▸ **Problem to solve**
Please copy out each line of the entries in which "title" appears.

......

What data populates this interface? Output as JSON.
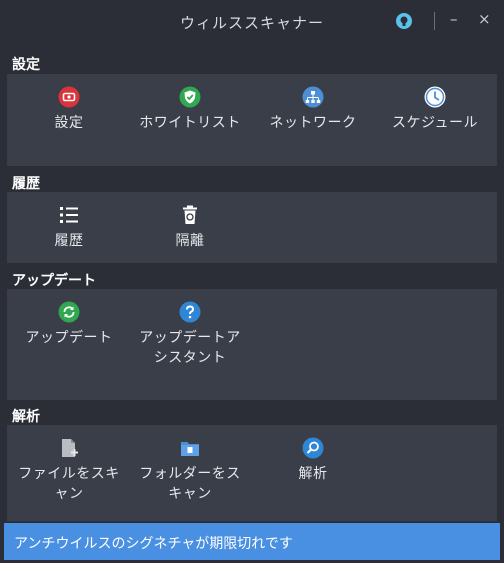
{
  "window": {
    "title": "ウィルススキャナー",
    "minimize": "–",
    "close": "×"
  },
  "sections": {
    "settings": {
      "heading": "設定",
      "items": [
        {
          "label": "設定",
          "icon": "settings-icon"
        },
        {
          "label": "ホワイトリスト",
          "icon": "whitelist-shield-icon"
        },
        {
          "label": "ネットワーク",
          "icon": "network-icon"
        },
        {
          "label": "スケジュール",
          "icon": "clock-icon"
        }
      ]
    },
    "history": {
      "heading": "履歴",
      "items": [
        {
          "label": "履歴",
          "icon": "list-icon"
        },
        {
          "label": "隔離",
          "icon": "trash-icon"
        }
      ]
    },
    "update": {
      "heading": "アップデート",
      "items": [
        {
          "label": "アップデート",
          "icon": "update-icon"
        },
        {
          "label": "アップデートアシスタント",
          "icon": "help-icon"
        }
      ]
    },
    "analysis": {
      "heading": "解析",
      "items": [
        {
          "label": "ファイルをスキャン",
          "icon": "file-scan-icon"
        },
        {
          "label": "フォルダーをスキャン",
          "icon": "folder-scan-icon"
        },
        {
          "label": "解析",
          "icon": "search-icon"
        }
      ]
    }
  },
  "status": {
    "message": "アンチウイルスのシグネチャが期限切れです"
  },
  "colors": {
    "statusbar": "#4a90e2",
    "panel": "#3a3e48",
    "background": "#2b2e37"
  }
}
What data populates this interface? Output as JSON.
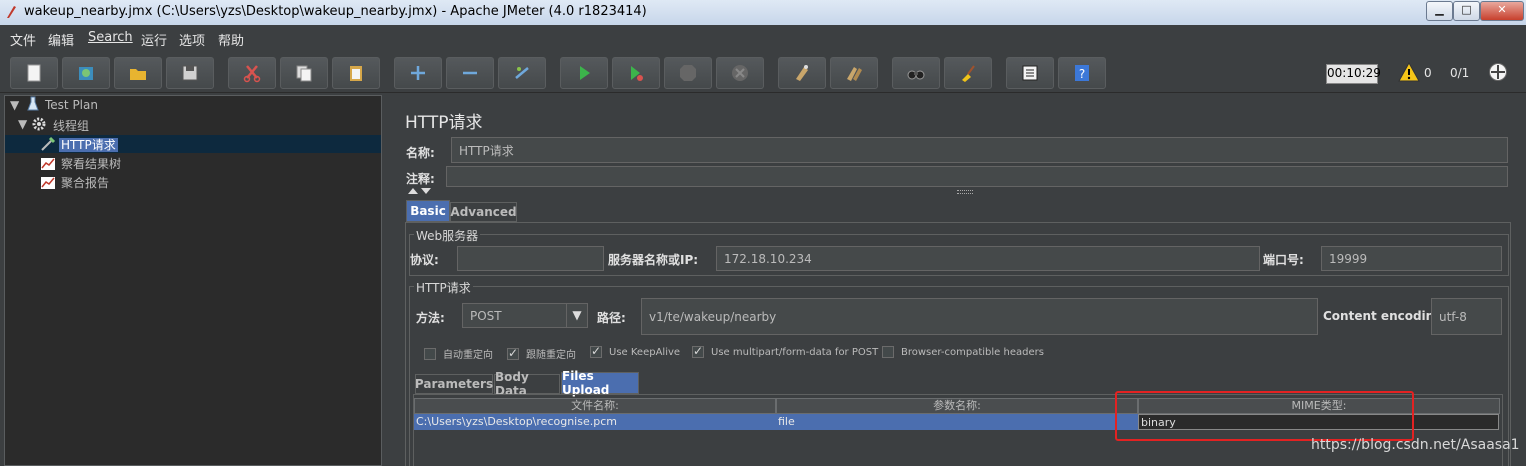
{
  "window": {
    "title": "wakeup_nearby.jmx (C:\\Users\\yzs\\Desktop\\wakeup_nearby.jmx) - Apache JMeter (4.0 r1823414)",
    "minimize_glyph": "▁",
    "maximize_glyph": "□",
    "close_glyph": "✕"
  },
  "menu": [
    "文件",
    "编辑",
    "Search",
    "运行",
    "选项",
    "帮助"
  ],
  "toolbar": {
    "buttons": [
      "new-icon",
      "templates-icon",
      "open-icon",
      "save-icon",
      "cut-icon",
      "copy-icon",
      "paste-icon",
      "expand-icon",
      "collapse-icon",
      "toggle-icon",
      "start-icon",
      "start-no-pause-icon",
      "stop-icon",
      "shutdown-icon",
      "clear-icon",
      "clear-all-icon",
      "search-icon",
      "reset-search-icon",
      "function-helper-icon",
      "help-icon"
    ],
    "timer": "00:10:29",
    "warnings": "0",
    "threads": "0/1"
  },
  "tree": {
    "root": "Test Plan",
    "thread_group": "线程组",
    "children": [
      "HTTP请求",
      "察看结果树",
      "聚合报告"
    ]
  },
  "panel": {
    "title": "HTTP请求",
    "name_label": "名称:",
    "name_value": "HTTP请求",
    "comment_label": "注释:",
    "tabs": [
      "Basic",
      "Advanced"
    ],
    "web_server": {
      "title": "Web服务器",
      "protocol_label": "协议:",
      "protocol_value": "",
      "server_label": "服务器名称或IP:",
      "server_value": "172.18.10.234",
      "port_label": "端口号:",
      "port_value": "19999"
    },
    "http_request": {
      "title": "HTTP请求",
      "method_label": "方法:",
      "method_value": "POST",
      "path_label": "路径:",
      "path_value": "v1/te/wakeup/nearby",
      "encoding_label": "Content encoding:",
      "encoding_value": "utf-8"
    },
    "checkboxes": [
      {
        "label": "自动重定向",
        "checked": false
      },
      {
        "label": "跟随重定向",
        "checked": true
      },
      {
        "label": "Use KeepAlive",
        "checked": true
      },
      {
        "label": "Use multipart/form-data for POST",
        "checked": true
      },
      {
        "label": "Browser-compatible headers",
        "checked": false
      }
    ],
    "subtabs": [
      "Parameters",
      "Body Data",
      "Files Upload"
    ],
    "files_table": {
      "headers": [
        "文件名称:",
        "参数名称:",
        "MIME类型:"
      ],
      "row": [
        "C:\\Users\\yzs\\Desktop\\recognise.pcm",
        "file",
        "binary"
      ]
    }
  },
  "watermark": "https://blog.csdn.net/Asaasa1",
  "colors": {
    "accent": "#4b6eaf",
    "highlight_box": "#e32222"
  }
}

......

▸ **Problem solution**
    "title": "ウィルススキャナー",
    "title": "wakeup_nearby.jmx (C:\\Users\\yzs\\Desktop\\wakeup_nearby.jmx) - Apache JMeter (4.0 r1823414)",
    "title": "HTTP请求",
      "title": "Web服务器",
      "title": "HTTP请求",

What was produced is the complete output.